DESCRIPTION OF THE TASK » Once the data has been read, restate all of it exactly.

DATA SHOWN »

"""

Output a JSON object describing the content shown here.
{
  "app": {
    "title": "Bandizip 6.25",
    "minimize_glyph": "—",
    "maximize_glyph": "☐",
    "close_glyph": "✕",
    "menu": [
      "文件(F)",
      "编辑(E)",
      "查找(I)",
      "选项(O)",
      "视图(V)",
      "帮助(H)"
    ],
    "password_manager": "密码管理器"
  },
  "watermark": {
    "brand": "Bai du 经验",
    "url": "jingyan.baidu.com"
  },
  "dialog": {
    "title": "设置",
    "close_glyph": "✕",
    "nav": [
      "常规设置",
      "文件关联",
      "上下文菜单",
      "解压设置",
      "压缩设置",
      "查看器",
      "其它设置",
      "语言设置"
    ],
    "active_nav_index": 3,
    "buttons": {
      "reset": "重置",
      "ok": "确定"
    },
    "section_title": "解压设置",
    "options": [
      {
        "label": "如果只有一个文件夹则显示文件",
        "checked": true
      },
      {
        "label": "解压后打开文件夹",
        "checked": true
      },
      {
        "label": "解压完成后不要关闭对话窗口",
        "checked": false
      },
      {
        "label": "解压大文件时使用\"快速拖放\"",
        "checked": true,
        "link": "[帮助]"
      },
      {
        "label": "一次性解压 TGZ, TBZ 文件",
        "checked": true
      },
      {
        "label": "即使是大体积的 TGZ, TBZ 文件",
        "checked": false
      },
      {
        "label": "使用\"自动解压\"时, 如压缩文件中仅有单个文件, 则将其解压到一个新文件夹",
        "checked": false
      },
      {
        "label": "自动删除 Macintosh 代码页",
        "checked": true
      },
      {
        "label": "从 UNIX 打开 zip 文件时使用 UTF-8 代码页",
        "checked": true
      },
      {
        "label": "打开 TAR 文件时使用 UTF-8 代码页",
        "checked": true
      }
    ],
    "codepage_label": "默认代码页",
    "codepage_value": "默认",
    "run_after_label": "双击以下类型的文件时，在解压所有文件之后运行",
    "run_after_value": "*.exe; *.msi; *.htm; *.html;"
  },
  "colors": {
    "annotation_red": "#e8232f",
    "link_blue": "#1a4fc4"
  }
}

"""

OUTPUT OF THE EXERCISE »
Output a JSON object describing the content shown here.
{
  "app": {
    "title": "Bandizip 6.25",
    "minimize_glyph": "—",
    "maximize_glyph": "☐",
    "close_glyph": "✕",
    "menu": [
      "文件(F)",
      "编辑(E)",
      "查找(I)",
      "选项(O)",
      "视图(V)",
      "帮助(H)"
    ],
    "password_manager": "密码管理器"
  },
  "watermark": {
    "brand": "Bai du 经验",
    "url": "jingyan.baidu.com"
  },
  "dialog": {
    "title": "设置",
    "close_glyph": "✕",
    "nav": [
      "常规设置",
      "文件关联",
      "上下文菜单",
      "解压设置",
      "压缩设置",
      "查看器",
      "其它设置",
      "语言设置"
    ],
    "active_nav_index": 3,
    "buttons": {
      "reset": "重置",
      "ok": "确定"
    },
    "section_title": "解压设置",
    "options": [
      {
        "label": "如果只有一个文件夹则显示文件",
        "checked": true
      },
      {
        "label": "解压后打开文件夹",
        "checked": true
      },
      {
        "label": "解压完成后不要关闭对话窗口",
        "checked": false
      },
      {
        "label": "解压大文件时使用\"快速拖放\"",
        "checked": true,
        "link": "[帮助]"
      },
      {
        "label": "一次性解压 TGZ, TBZ 文件",
        "checked": true
      },
      {
        "label": "即使是大体积的 TGZ, TBZ 文件",
        "checked": false
      },
      {
        "label": "使用\"自动解压\"时, 如压缩文件中仅有单个文件, 则将其解压到一个新文件夹",
        "checked": false
      },
      {
        "label": "自动删除 Macintosh 代码页",
        "checked": true
      },
      {
        "label": "从 UNIX 打开 zip 文件时使用 UTF-8 代码页",
        "checked": true
      },
      {
        "label": "打开 TAR 文件时使用 UTF-8 代码页",
        "checked": true
      }
    ],
    "codepage_label": "默认代码页",
    "codepage_value": "默认",
    "run_after_label": "双击以下类型的文件时，在解压所有文件之后运行",
    "run_after_value": "*.exe; *.msi; *.htm; *.html;"
  },
  "colors": {
    "annotation_red": "#e8232f",
    "link_blue": "#1a4fc4"
  }
}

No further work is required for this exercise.